The students took their trip after months of preparation that began in August. The Wind Ensembles had joint class periods during times like A-period before school to practice and collaborate.

“It was really cool because this is where every single musical talent has gone to perform and it was nice that as a high school group, we could perform our music and things we’ve been working on for a whole year,” said Dhwani Shetty (23’).

Experiencing such a grand hall comes with its pressures. Yet, each smaller concert before the Carnegie concert was a stepping stone that helped them gain the experience and confidence the Wind Ensembles needed to succeed. 

“There’s some pressure playing in a big and nice place like Carnegie Hall but it was cool [performing] and everyone was clapping after,” said Paul Beckley (25’).

Both Wind Ensemble classes are audition-based. This ensures that they consist of some of the best band musicians at Amador. 

“[The pressure] was not bad at all. It was very free forming because the environment was all band kids and they all just wanted to hear and make music together so it wasn’t stressful,” said Shetty.

After five years, this was the Wind Ensemble’s second opportunity for performing at Carnegie Hall in Amador’s history. The performance hall, founded in 1891, has its own musical history of 132 years.

“The hall is phenomenal. You kind of feel the history and importance of the space as soon as you walk onto the stage. Seeing the students as they came on stage, [watching] their eyes take in the space, was one of my favorite moments,” said Grantham.
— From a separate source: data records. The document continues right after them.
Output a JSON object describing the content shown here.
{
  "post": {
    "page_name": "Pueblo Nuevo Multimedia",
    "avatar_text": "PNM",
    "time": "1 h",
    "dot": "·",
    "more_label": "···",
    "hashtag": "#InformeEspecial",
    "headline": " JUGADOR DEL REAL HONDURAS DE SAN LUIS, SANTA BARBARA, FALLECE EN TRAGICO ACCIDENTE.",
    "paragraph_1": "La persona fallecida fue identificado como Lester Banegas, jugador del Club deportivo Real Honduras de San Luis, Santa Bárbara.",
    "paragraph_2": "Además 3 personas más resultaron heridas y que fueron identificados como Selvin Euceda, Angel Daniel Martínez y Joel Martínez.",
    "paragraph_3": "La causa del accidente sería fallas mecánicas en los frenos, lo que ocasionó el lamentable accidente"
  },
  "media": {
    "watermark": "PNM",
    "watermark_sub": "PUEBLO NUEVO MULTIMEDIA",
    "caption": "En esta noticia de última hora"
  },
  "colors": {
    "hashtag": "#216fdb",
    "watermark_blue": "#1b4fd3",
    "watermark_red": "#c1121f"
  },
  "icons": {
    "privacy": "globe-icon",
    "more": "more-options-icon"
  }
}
To match the historical significance of Carnegie Hall, the Wind Ensembles played a powerful piece inspired by Lift Every Voice called Of Our New Day Begun. The music was especially impactful due to the way the hall is designed to create the right echoes. 

“The music we played was really powerful. We did a piece based on the black national anthem and that piece was particularly inspiring so there were a lot of big feelings around the concert that night,” said Grantham.